Austin, Texas Petersen Advanced Lithography (PAL) here is tackling mask-imaging problems that must be solved if optical lithography is to be extended to the 65-nanometer node and beyond. Founded by lithography veteran John Petersen, PAL has developed a hardware/software product called ProLE for Programmable Lithography Engine that performs electromagnetic-field correction a design-for-manufacturing (DFM) step that involves large amounts of data.
At the 90-nm node and beyond, the three-dimensional features on masks with extensive optical-proximity correction (OPC) and phase-shifting features often create image distortions. Avoiding those problems requires more-detailed modeling as well as data sets that break the normal computational power of engineering workstations.
PAL's small engineering staff develops libraries of optical-proximity-corrected images, created with ProLE, which it sells to customers, much as Artisan Components Inc. sells EDA libraries to its customers. Then, using ProLE, PAL's staff examines an optical-proximity-corrected image and refines the mask to compensate for electromagnetic-field distortions.
Ken Rygler, an independent consultant who earlier helped establish DuPont Photomasks Inc., said PAL is somewhat unusual in the DFM field. Most startups (by one estimate there are 61of them in the DFM sector) were founded by design-side veterans of the EDA industry.
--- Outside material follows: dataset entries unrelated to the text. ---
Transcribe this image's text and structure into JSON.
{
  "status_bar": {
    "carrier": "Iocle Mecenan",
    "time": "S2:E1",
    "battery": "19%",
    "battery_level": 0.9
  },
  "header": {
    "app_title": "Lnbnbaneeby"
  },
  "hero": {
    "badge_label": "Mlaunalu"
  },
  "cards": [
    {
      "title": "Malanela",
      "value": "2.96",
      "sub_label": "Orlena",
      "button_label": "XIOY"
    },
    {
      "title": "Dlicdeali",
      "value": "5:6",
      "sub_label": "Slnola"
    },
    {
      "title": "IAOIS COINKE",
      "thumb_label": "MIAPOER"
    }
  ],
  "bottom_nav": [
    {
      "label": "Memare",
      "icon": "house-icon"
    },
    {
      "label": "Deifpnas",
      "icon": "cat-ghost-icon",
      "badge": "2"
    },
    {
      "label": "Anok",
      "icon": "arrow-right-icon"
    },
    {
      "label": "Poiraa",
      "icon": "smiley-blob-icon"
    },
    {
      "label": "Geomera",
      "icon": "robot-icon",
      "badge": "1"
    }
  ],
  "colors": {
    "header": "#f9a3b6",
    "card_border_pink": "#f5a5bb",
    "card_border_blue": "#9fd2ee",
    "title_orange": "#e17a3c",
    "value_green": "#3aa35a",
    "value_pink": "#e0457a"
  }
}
Relatively few DFM startups employ lithographers who understand resists, masks, light sources, optics and the interactions among them, Rygler said.
"The venture capitalists who are funding DFM startups understand design and EDA, but for the most part they don't understand lithography," Rygler said. PAL's staff understands how light energy is transmitted through the lens and the mask to the resist, and the changes in those energy patterns as they interact with those materials.
With 193-nm tools used for the critical layers of 90-nm designs, some of those distortions begin to become significant. At 65 nm, companies will need to understand "how energy interacts as it moves through those material layers, or they will be in for a rough ride," Rygler said.
"The problems in the image design space are so immense that we can only handle very small areas at a time," Petersen said. That computational burden required Petersen Advanced Lithography to develop a supercomputer based on blades from ClearCube Technology Inc., an Austin-based company. The current ProLE system is a 64-CPU symmetric-multiprocessing system, with about 60 Gflops of compute power to solve Maxwell's equations for electromagnetic fields. The simulation software breaks up the problem into elements manageable enough for each processor to handle.
"The challenge is that even a fairly small mask area, for an area describing a 300-nm pitch with 80-nm contacts, can require as much as 60 Gbytes of memory. We are in an era where analyzing these problems requires terabytes of information, moving at speeds we have never imagined. With our 64-CPU system we can tune [a mask design] overnight that could take months on a conventional system," Petersen said.
Petersen's goal is to move beyond PAL's contract work, which involves providing OPC primitives and then, with the mask manufacturer, refining completed mask designs. The company is seeking enough venture capital funding to turn ProLE into a more-automated tool, with a better user interface, one that customers can use in-house rather than shipping the entire problem to PAL, Petersen said. "People think we are a CAD company, but that's the least of it. We make masks right," he said.
Petersen worked for several years developing lithography process modules at Texas Instruments Inc., and then developed advanced resists for the Shipley Co. (now a division of Rohm and Haas) for 13 years. He was sent as a Shipley assignee to International Sematech, and later joined the Sematech staff as a lithography senior fellow. He founded Petersen Advanced Lithography (www.ADVlitho.com) in late 1998, completing ProLE by 2002.
Petersen last year hired Rod Dudzinski as CEO to bring PAL into commercial DFM.